There has been a lot of news swirling around linebacker Thomas Davis in the past six months. Starting with the one (originally two) game suspension for his hit on Green Bay Packers receiver Davante Adams at the end of the 2017 season followed by the announcement that 2018 would be his last year in the NFL and finally, a four-game suspension to start the 2018 season after testing positive for a banned substance in April; Davis has found himself at the center of a lot of question marks from both media and fans.
As the final Panthers spring practice wrapped up Thursday, Davis broke his silence regarding his PED suspension, touching upon the influence he has as a professional athlete on others, especially kids – the fact that he had spent the day with Make-A-Wish Kid Kyleigh Dean wasn’t lost on him; Davis, accepting the responsibilities of his actions going into his final year, echoed his original comments of this being completely unintentional and not against the grain of his typical offseason routine.
“I’m open and honest with kids about it, It definitely was something that was unintentional. It wasn’t something I was doing deliberately,” he said. “Sometimes in life things happen that are totally out of your control. When you’re taking something that you’ve used for long, long periods of time you don’t expect it to be any different results.”
Davis said that he’s taken the substance that ultimately produced the positive test for estrogen blockers, a banned substance, for the past eight years.
“The way things work when you have situations like that it’s important to be able to test and review the product that you’re actually taking; with the way the NFL drug testing is set up, you really don’t find out as a player until a month or two after you’ve actually failed a test. It’s hard to go back and test that particular product that you’ve taken – I’m not saying it’s the league’s fault that I don’t know what product it was in. Ultimately, as I said in the video that I made, we’re responsible for what we put in our body as players. That’s something I have to know.”

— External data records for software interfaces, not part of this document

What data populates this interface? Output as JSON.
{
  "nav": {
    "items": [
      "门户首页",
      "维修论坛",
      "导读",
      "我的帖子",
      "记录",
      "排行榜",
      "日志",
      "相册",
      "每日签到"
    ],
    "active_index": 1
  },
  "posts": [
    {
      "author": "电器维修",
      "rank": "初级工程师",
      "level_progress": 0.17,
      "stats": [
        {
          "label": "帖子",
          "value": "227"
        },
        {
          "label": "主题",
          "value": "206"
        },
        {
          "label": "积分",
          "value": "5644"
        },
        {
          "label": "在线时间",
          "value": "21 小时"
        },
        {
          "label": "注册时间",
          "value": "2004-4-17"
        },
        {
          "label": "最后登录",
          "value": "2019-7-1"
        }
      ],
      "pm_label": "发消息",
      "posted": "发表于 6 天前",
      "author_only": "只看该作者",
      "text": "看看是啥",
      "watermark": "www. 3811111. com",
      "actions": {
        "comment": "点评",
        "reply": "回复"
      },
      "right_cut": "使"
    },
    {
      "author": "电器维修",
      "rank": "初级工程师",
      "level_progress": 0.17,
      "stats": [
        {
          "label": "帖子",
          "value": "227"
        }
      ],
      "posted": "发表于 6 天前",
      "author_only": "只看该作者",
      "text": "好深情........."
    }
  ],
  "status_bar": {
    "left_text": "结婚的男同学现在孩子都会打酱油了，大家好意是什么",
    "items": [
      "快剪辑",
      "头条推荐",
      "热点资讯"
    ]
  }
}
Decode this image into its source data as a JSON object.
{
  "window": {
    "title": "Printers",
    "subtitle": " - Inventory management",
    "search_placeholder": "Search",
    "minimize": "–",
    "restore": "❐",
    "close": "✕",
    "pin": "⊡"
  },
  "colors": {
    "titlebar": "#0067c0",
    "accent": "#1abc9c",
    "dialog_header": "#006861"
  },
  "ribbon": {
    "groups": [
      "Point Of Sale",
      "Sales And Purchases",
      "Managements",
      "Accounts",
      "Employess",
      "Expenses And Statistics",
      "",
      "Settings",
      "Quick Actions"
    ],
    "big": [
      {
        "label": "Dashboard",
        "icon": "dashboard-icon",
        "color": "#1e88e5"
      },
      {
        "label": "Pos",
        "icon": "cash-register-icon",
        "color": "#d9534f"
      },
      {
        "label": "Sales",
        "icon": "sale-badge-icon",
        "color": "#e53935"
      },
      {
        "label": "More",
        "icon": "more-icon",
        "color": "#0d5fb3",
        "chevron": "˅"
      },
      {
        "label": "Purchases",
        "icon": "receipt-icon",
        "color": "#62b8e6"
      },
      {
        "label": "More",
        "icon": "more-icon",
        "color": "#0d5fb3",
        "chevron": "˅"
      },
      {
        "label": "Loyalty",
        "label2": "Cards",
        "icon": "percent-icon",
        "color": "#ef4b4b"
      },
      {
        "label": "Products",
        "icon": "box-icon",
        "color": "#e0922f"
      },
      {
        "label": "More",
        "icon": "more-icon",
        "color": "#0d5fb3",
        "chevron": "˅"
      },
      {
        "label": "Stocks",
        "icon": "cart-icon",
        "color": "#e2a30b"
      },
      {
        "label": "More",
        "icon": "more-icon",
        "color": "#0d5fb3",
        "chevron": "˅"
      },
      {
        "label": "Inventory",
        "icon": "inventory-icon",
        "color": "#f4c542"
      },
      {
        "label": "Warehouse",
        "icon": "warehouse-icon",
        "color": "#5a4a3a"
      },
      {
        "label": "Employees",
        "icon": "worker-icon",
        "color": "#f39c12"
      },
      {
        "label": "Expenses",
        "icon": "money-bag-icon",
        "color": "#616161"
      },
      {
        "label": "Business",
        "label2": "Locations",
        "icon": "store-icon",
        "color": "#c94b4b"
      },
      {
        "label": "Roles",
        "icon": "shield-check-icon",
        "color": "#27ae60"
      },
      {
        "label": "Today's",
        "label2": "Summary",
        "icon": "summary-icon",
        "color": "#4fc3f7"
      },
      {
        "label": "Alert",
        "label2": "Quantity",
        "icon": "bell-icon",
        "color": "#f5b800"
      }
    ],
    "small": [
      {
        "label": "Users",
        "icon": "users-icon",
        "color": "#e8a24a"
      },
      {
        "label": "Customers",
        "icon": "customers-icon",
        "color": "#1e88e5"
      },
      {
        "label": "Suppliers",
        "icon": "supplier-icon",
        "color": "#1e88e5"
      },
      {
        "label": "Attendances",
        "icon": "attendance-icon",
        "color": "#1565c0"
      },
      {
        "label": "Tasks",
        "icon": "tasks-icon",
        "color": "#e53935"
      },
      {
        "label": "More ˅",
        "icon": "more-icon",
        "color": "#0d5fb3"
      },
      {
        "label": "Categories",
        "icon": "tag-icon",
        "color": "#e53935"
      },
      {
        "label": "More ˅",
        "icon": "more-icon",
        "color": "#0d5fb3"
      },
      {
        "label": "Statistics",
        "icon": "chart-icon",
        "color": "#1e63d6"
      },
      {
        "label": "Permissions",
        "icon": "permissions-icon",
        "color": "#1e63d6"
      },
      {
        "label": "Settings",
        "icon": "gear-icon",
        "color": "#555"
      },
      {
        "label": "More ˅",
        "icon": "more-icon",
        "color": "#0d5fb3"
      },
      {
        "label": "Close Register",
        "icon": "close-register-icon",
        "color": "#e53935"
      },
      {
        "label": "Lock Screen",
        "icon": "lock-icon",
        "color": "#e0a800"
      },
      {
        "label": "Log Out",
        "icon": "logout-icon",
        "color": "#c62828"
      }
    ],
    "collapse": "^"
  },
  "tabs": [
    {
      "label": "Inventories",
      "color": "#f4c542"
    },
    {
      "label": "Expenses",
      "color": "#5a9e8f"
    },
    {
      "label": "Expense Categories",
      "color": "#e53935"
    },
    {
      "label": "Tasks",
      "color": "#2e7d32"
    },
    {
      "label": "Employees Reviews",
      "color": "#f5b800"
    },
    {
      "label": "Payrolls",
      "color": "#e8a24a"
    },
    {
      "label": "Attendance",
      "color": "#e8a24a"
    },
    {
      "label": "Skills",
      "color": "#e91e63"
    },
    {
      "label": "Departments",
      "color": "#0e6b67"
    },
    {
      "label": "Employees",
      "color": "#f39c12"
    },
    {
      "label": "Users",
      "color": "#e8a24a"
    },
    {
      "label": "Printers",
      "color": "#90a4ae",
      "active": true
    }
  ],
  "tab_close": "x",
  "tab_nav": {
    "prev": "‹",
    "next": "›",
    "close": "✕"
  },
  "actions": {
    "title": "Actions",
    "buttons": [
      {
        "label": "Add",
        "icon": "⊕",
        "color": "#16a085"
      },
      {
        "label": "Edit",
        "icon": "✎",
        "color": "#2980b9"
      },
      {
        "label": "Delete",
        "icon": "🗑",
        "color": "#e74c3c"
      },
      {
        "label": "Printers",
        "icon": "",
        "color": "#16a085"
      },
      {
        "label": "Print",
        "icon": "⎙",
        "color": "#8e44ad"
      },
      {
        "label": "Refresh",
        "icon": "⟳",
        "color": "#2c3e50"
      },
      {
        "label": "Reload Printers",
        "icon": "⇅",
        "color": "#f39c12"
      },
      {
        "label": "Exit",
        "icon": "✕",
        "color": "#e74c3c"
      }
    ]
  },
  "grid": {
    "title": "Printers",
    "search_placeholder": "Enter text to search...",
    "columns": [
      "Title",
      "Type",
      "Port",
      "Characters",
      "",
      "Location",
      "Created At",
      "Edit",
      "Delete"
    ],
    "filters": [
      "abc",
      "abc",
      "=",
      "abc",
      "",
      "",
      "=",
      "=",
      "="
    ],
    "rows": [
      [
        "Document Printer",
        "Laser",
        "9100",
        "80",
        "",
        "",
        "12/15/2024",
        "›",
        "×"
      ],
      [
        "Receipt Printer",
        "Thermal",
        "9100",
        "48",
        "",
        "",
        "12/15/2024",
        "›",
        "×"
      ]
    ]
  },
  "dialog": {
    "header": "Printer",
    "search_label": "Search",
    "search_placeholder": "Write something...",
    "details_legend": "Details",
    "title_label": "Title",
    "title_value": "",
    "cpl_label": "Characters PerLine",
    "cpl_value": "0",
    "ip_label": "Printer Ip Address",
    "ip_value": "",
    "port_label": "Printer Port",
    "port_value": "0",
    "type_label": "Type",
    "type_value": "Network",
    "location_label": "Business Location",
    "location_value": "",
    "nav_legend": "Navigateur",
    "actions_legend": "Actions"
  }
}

The 2014 Walter Payton Man of The Year, who has had three ACL surgeries throughout his career, can practice with the team throughout training camp but must be away from team facilities not only during the first four weeks of the season but also the bye week, said that he will “probably practice harder” than the players at the facility during his suspension, but he hinted that the shortened 2018 season may not be his last.
Davis has shown little to no decline on the field making the Pro Bowl for the last three seasons and still playing at a high, consistent level, which isn’t surprising with recent newcomers like Shaq Thompson and David Mayo making sure he doesn’t get too comfortable with his starting spot – although he stated unequivocably that next year would be his last, is he continuing to walk that statement back after hinting that it might not be the case?
“It’s important for me to come out each and every day and show that I’m still capable of playing,” Davis said. “I think when you look at the body of work over the OTA and minicamp process and period, I have proven without a doubt that I can still come out and play the game. I’m still out here running around, moving just as fast as any of our young guys. That is somewhat how I judge myself. When we bring new guys in, see how I stack up against them.”
He was then asked again if he was open to playing after the 2018 season, and he wasn’t shy about answering.
“I’m very open, you haven’t been listening. I’m very open to the possibility of playing.”